We need a ‘trip mode’ for social media sites that reduces our contact list and history to a minimal subset of what the site normally offers. Not only would such a feature protect people forced to give their passwords at the border, but it would mitigate the many additional threats to privacy they face when they use their social media accounts away from home.
To work effectively, a trip mode feature would need to be easy to turn on, configurable (so you can choose how long you want the protection turned on for) and irrevocable for an amount of time chosen by the user once it’s set. There’s no sense in having a ‘trip mode’ if the person demanding your password can simply switch it off, or coerce you into switching it off.
I’m glad someone is thinking about this, and I do get how this is a real problem - but I’m not sure we’ve stumbled onto the right solution yet. This seems a bit of a shotgun approach to me.
They can travel with special laptops and phones used for travel only, without social media apps or browser history. But such feints are easy to circumvent, particularly at the US border, where your identity is known to the border patrol hours before you land. Border agents can find your profile online and make you log in on their own machine.

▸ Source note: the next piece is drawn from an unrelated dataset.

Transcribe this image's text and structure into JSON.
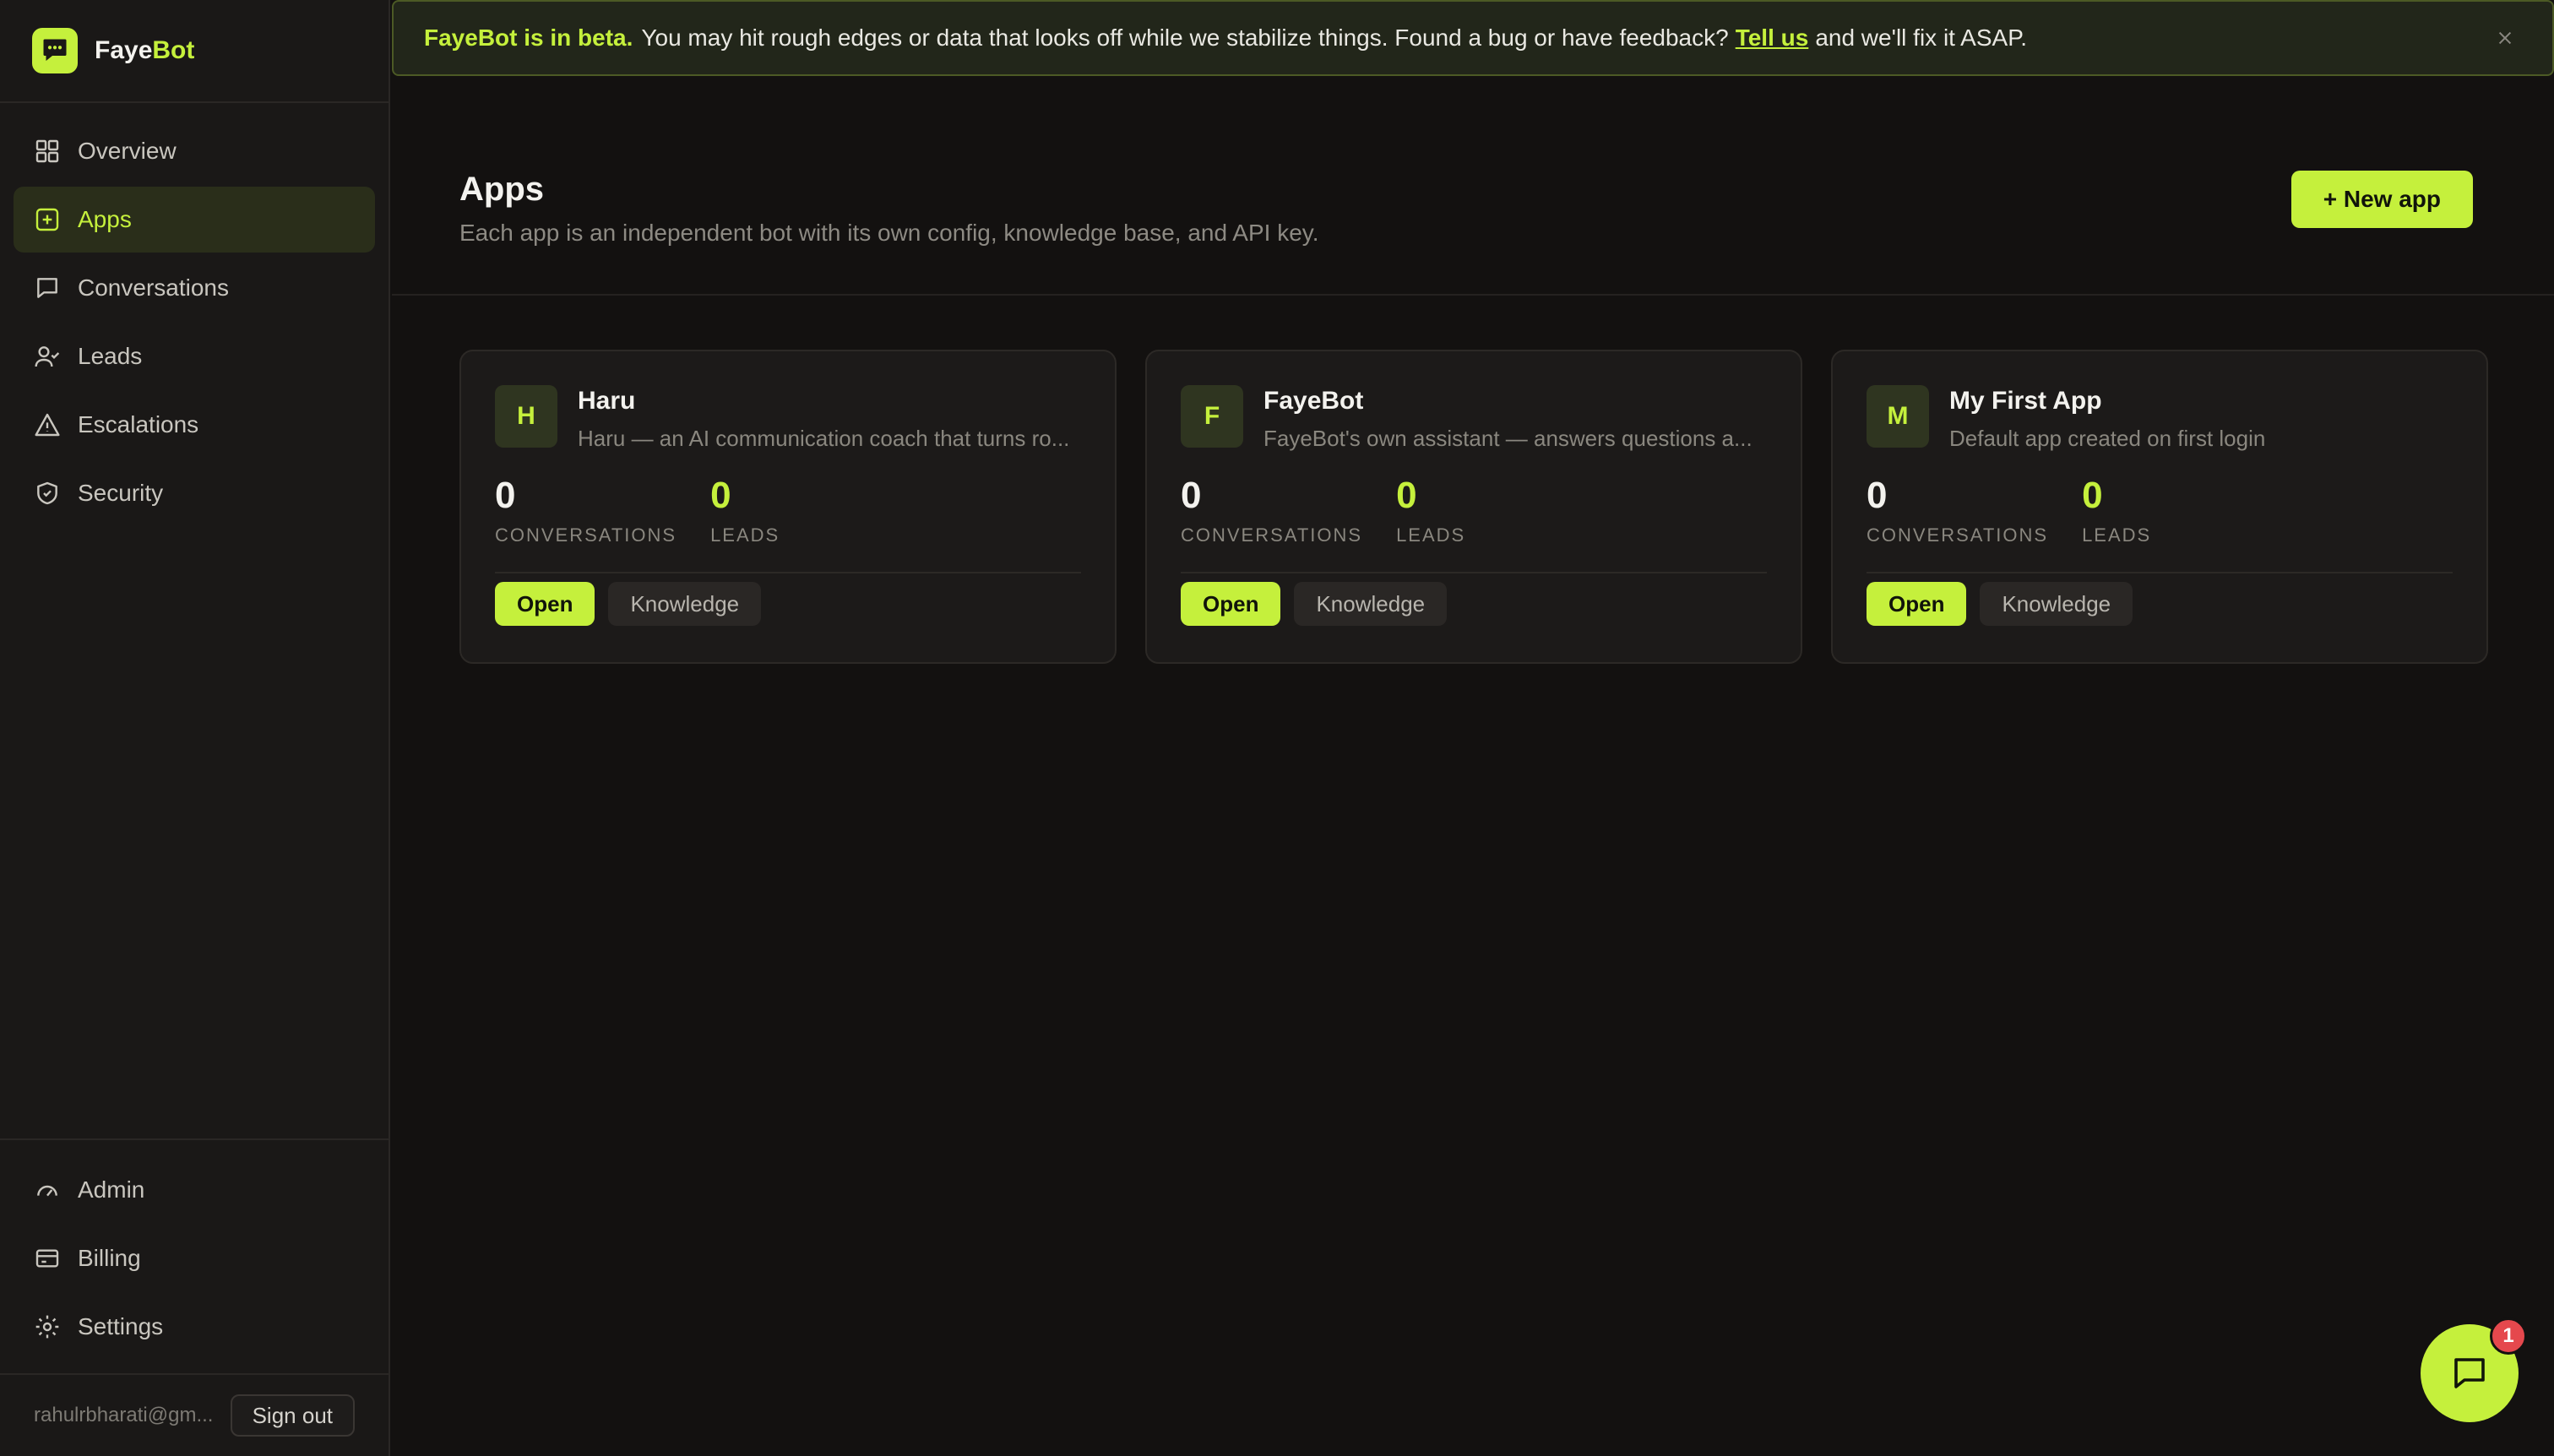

(emphasis mine) Make you login? OMG, is this seriously a thing that happens? This is terrible. How would having a device in travel mode help in this case? I guess your on-line account would also have to lock you out until vacation was over? Talk about a support nightmare for service providers - and rife for social engineering if support departments are given any power to help correct “mistakes”.